Off camera, though, Woodley unveils a whole other appealing side as a less-spacey version of a ‘60s flower child, with deep thoughts about everything from environmentalism (“Self-love and self-expression for me can just come in the form of trees and come in the form of connecting back to the soil,” she told fellow actress Emma Stone in a recent Interview magazine) to lifestyle choices and wellness products. As she revealed to Flaunt last year: “I gather my own spring water from mountains every month. I go to a farm to get my food. I make my own cheese and forage wild foods and identify wild plants. I make everything from my own toothpaste to my own body lotions and oils.’”
Awards attention: Another difference between her and Lawrence? Woodley isn’t a three-time Oscar nominee let alone a winner. Still, she has collected some choice honors: An Independent Spirit trophy for best supporting female for “The Descendants” and a Dramatic Special Jury Award for Acting at the Sundance festival, shared with her “Spectacular Now” co-star, Teller. She also was nominated for a supporting actress Golden Globe for “The Descendants.”
Latest misfire: More like a backfire. Her part as Mary Jane Watson (played before by Kirsten Dunst) in “The Amazing Spider-Man 2,” opening May 2, was cut so the story could better focus on the relationship between Andrew Garfield’s Peter Parker and Stone’s Gwen Stacy. Spidey’s other gal pal now will likely appear in a subsequent sequel. But given her commitment to the “Divergent” franchise, Woodley has said there is little chance she will play the role given her jammed schedule – a situation that may be for the best, unless the title of the next chapter is “The Amazing Mary Jane.”
Biggest problem: While Woodley’s candor in interviews about her Earth-Mama world view is refreshing and seemingly genuine, she already has unwittingly left herself open to being the object of snide mockery by the likes of Gawker – which declared her to be “America’s Sacred Moonchild.” Mentioned in the article is her recommendation to women to soak up some Vitamin D where the sun usually doesn’t shine and her endorsement of eating clay.
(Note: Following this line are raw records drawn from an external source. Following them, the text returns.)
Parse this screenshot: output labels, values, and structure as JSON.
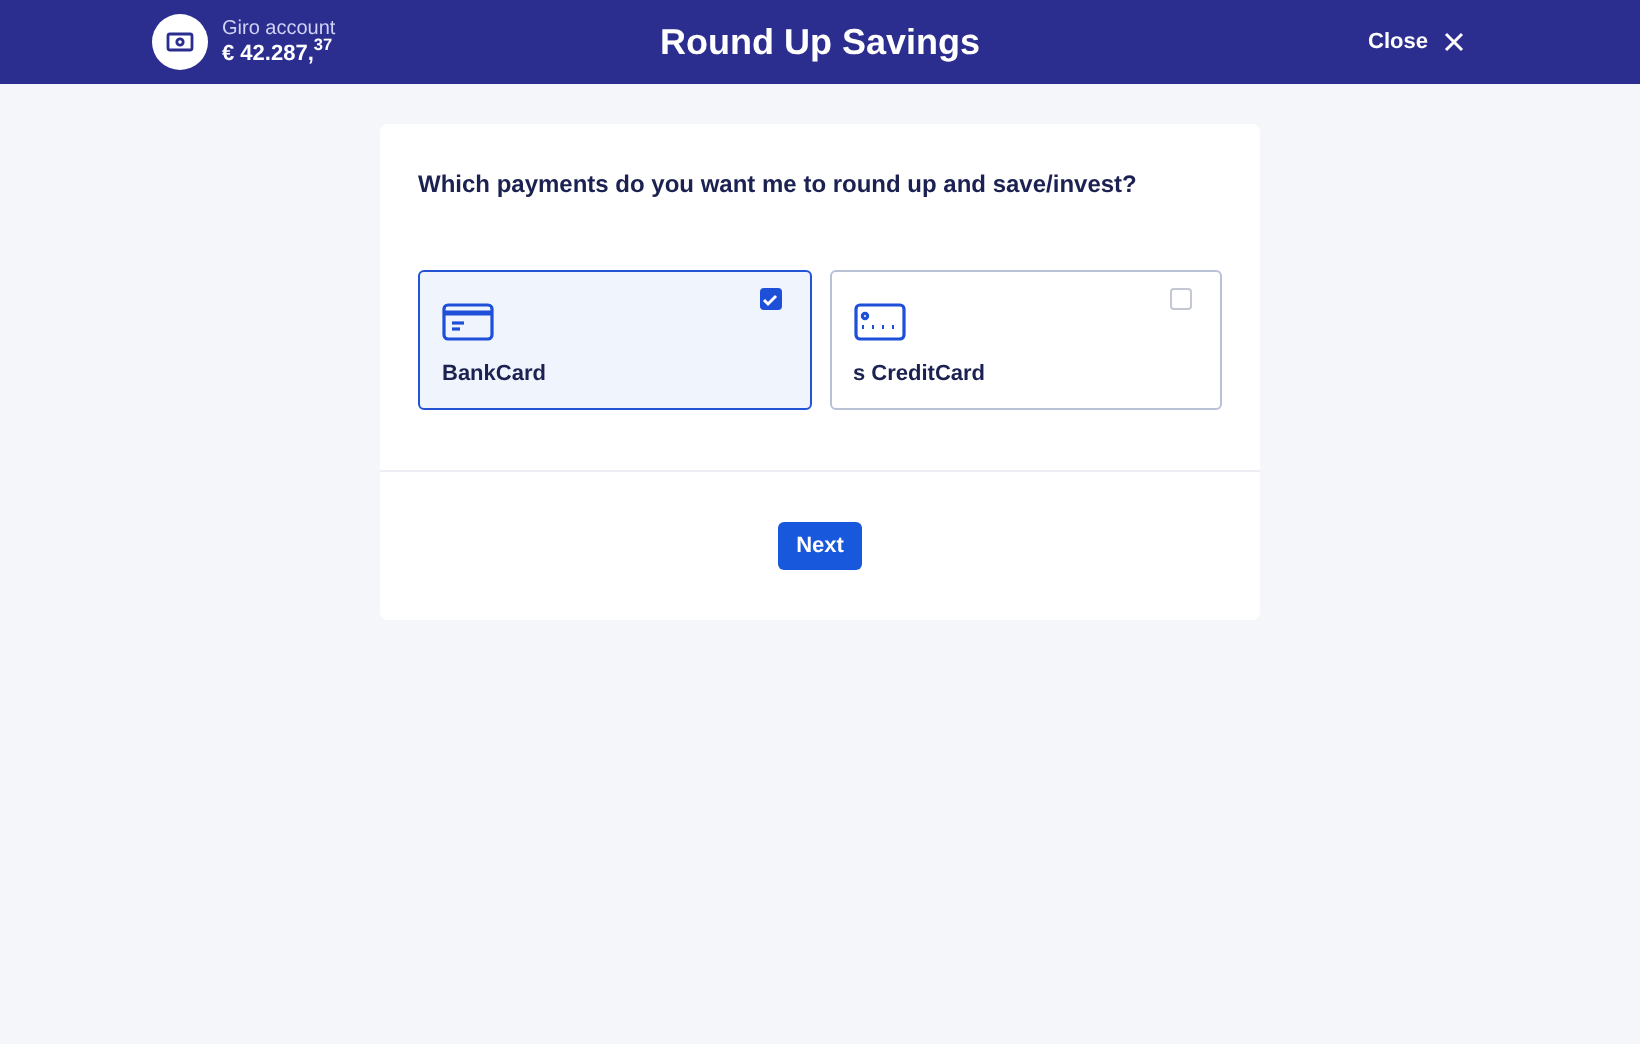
{
  "header": {
    "account_name": "Giro account",
    "balance": "€ 42.287,$^{37}$",
    "title": "Round Up Savings",
    "close": "Close"
  },
  "question": "Which payments do you want me to round up and save/invest?",
  "cards": [
    {
      "kind": "bank",
      "label": "BankCard",
      "selected": true
    },
    {
      "kind": "credit",
      "label": "s CreditCard",
      "selected": false
    }
  ],
  "next_button": "Next"
}
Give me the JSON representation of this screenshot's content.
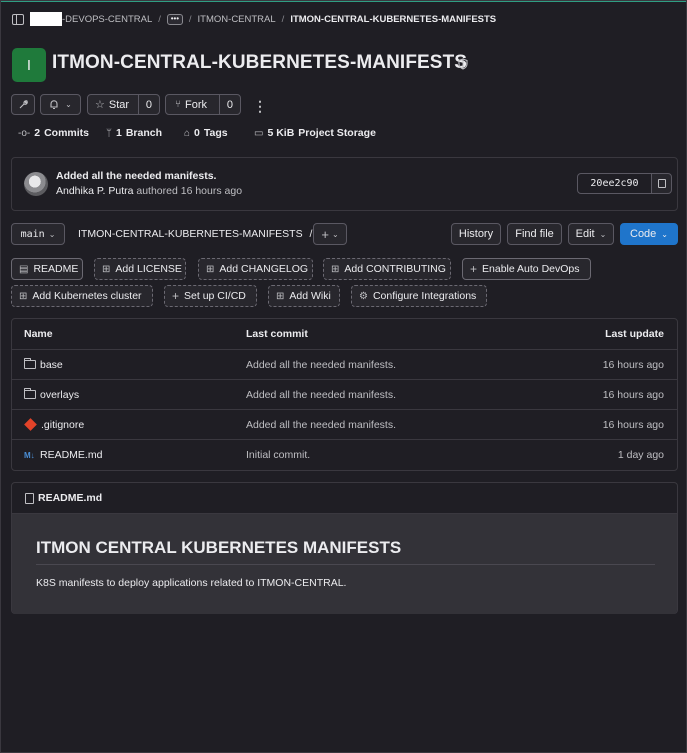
{
  "breadcrumb": {
    "group": "-DEVOPS-CENTRAL",
    "ellipsis": "•••",
    "subgroup": "ITMON-CENTRAL",
    "current": "ITMON-CENTRAL-KUBERNETES-MANIFESTS"
  },
  "project": {
    "avatar_letter": "I",
    "title": "ITMON-CENTRAL-KUBERNETES-MANIFESTS"
  },
  "actions": {
    "star_label": "Star",
    "star_count": "0",
    "fork_label": "Fork",
    "fork_count": "0"
  },
  "stats": {
    "commits_count": "2",
    "commits_label": "Commits",
    "branches_count": "1",
    "branches_label": "Branch",
    "tags_count": "0",
    "tags_label": "Tags",
    "storage_size": "5 KiB",
    "storage_label": "Project Storage"
  },
  "last_commit": {
    "message": "Added all the needed manifests.",
    "author": "Andhika P. Putra",
    "authored_text": "authored 16 hours ago",
    "sha": "20ee2c90"
  },
  "repo_nav": {
    "branch": "main",
    "path": "ITMON-CENTRAL-KUBERNETES-MANIFESTS",
    "path_sep": "/",
    "history": "History",
    "find_file": "Find file",
    "edit": "Edit",
    "code": "Code"
  },
  "shortcuts": {
    "readme": "README",
    "add_license": "Add LICENSE",
    "add_changelog": "Add CHANGELOG",
    "add_contributing": "Add CONTRIBUTING",
    "auto_devops": "Enable Auto DevOps",
    "k8s_cluster": "Add Kubernetes cluster",
    "ci_cd": "Set up CI/CD",
    "add_wiki": "Add Wiki",
    "integrations": "Configure Integrations"
  },
  "file_table": {
    "headers": [
      "Name",
      "Last commit",
      "Last update"
    ],
    "rows": [
      {
        "name": "base",
        "icon": "folder-icon",
        "commit": "Added all the needed manifests.",
        "updated": "16 hours ago"
      },
      {
        "name": "overlays",
        "icon": "folder-icon",
        "commit": "Added all the needed manifests.",
        "updated": "16 hours ago"
      },
      {
        "name": ".gitignore",
        "icon": "git-icon",
        "commit": "Added all the needed manifests.",
        "updated": "16 hours ago"
      },
      {
        "name": "README.md",
        "icon": "markdown-icon",
        "commit": "Initial commit.",
        "updated": "1 day ago"
      }
    ]
  },
  "readme": {
    "filename": "README.md",
    "heading": "ITMON CENTRAL KUBERNETES MANIFESTS",
    "text": "K8S manifests to deploy applications related to ITMON-CENTRAL."
  },
  "colors": {
    "background": "#1f1e24",
    "accent_blue": "#1f75cb",
    "project_avatar": "#1f7a3b",
    "top_line": "#2f9e83"
  }
}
Even if such advice is actually beneficial, there is still a fine line between coming off as caring or just plain kooky, and when the public is still getting to know you, perhaps you should play it a little safer. Better to promote your pro-environment organization All It Takes and your work with charities for kids such as St. Jude Children’s Research Hospital.
Gossip fodder: Woodley has wisely been exceedingly tight-lipped about her love life. That has not kept the press from speculating about supposed relationships with fellow actors such as Daren Kagasoff from “The Secret Life of the American Teenager,” Teller from “The Spectacular Now” and Shiloh Fernandez who appears with her in the indie film “White Bird in a Blizzard.” The Hollywood Reporter even went so far as to suggest that her two friends, one male and one female, who accompanied her to Sundance this year might be romantic companions. Woodley’s response: “That’s ridiculous.” She added somewhat vaguely, “I fall in love with human beings based on who they are, not based on what they do or what sex they are.” Meanwhile, she told Marie Claire that she has been single for four years.
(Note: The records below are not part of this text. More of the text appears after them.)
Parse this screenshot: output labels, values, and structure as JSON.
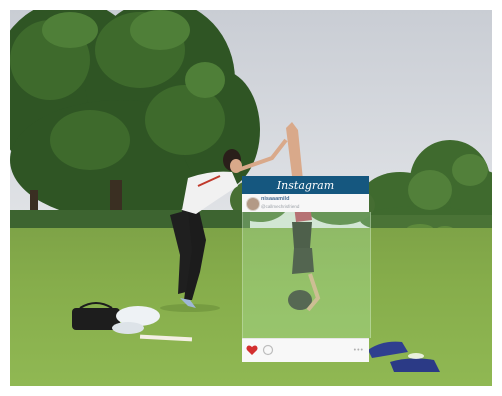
{
  "instagram": {
    "logo": "Instagram",
    "username": "nisaaamild",
    "subtitle": "@callmechrisfriend",
    "menu_dots": "•••"
  },
  "colors": {
    "header": "#15577f",
    "grass": "#86ad4b",
    "heart": "#d32f2f"
  }
}
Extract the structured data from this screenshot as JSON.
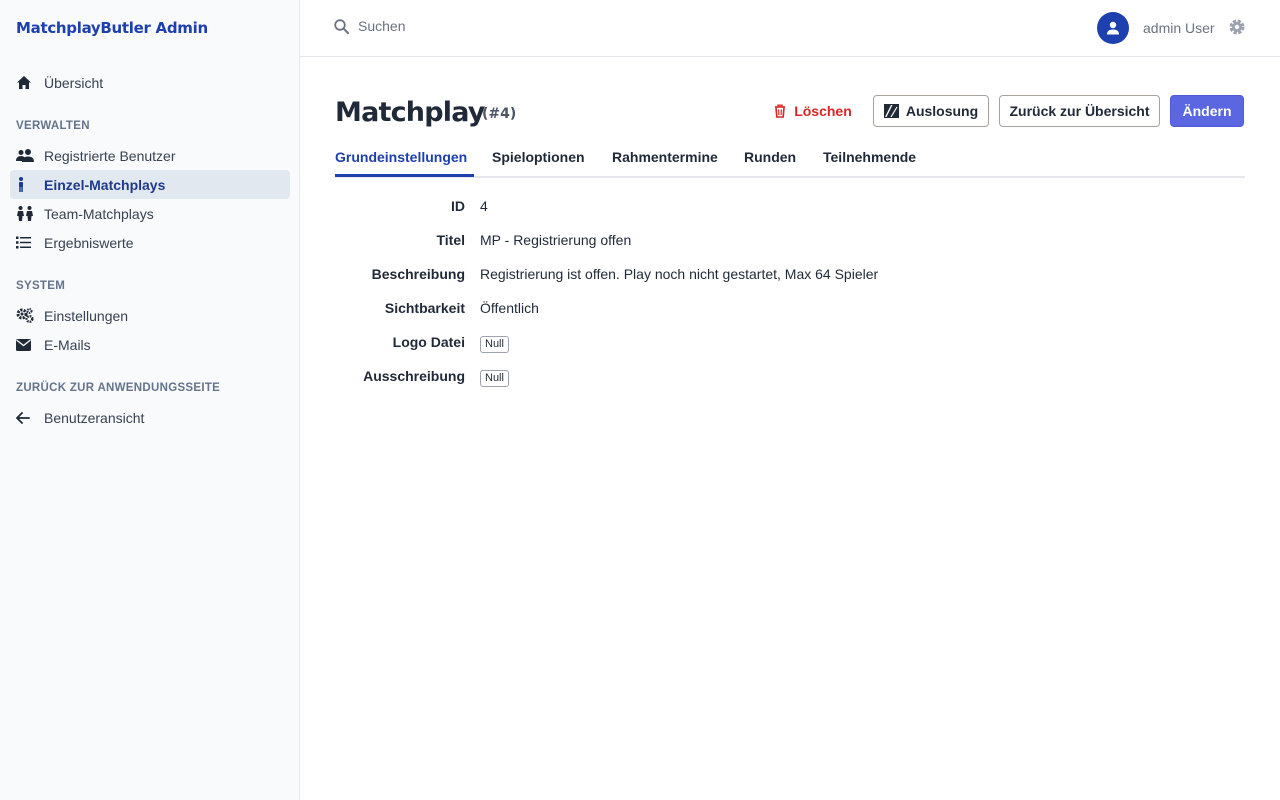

Career advice: Two lessons Woodley can learn from Lawrence – who played a part in convincing her to sign on for the “Divergent” films — is how to continue to best straddle the worlds of both commercial and art-house films as well as emphasizing the importance of collaborating with actor-friendly directors like Payne, who can draw the best out of her. Much as Lawrence eschews the need to diet herself to death, Woodley also is keenly aware of how her choices might affect young female fans and she has already taken steps toward setting a good example. That includes appearing natural and makeup-free on the red carpet occasionally. As she told Stone during their Interview talk, “Growing up and looking at magazines, I was comparing myself to images like that – and most of it isn’t real. … It’s fun sometimes to dress up for the Oscars and certain events – I get to be like a 5-year-old again, wearing my Cinderella dress. But some events where it’s a more casual vibe, I just want to be me.”
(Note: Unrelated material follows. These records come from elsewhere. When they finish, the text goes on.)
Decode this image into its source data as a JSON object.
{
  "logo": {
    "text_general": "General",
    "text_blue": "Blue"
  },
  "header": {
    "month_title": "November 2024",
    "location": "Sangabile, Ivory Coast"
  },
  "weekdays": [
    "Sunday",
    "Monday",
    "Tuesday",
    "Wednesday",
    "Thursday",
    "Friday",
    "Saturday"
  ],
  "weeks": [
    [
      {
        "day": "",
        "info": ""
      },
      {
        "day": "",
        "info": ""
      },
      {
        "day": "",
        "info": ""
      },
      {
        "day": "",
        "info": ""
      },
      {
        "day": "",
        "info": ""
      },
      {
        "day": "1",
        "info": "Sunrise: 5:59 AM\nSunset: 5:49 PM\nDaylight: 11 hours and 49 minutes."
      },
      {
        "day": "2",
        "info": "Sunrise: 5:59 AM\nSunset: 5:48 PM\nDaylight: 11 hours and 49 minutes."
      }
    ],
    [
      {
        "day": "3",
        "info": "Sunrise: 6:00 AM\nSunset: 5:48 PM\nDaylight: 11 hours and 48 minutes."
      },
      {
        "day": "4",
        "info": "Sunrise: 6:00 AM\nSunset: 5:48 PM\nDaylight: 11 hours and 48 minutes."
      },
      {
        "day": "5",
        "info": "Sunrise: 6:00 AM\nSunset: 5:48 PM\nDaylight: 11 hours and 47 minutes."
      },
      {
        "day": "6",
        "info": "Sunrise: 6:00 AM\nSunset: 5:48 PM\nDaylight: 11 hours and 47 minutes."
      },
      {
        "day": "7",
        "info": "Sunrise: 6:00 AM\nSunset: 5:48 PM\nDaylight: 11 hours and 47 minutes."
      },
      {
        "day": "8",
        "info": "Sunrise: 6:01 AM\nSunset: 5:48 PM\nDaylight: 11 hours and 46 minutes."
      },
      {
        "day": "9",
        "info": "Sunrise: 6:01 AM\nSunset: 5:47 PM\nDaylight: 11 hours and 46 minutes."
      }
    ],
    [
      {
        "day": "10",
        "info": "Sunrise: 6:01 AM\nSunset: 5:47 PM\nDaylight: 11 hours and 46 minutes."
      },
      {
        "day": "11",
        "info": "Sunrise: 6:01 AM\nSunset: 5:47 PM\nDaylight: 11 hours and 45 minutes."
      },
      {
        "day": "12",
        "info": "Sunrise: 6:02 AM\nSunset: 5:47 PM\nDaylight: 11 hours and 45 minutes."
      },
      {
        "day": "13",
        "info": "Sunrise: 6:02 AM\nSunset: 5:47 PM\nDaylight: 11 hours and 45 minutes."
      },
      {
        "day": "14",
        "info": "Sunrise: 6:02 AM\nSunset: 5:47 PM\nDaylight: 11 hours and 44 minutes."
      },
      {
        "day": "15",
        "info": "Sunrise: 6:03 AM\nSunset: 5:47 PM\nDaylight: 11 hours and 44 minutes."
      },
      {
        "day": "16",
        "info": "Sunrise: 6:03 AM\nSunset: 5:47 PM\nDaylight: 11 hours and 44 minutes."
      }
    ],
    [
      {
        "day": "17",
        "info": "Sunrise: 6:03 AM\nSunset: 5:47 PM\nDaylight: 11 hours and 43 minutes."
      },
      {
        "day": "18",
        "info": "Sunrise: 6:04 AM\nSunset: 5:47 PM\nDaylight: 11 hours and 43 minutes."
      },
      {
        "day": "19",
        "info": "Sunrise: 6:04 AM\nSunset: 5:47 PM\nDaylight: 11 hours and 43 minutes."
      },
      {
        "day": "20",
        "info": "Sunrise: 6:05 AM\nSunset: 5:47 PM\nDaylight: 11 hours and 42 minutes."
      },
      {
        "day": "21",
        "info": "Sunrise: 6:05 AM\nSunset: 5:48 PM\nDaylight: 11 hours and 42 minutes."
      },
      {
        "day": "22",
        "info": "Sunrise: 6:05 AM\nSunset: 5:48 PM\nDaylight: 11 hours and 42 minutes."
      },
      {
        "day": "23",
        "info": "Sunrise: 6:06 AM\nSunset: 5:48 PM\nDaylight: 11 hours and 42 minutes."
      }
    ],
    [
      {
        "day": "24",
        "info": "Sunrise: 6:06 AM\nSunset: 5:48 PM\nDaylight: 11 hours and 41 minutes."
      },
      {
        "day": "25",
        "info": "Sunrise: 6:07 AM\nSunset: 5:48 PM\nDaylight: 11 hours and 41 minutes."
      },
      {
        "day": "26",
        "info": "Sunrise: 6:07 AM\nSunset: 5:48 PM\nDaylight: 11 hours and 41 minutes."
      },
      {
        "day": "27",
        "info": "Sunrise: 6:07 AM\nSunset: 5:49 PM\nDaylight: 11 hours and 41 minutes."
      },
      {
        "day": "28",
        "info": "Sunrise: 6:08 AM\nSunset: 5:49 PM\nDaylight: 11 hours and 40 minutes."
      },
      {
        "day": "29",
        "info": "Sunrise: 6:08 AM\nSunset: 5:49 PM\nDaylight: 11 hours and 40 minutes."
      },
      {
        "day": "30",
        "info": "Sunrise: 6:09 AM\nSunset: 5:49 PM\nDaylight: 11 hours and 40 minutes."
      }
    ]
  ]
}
Next step: Besides continuing to carry the girl-power torch while shooting Insurgent, the No. 2 entry in the “Divergent” franchise, this summer, Woodley stars in another film based on a beloved YA novel, “The Fault in Our Stars.” The drama about a teen cancer patient opens June 6 (which is why she cut her wavy cheerleader locks off – not because of Lawrence’s new do). Awaiting release is “White Bird in a Blizzard,” her recent Sundance selection directed by Gregg Araki. Woodley shows a darker and more adult side — including nudity — as her character, troubled by her mother’s sudden disappearance, seduces a 40-ish police detective played by Thomas Jane.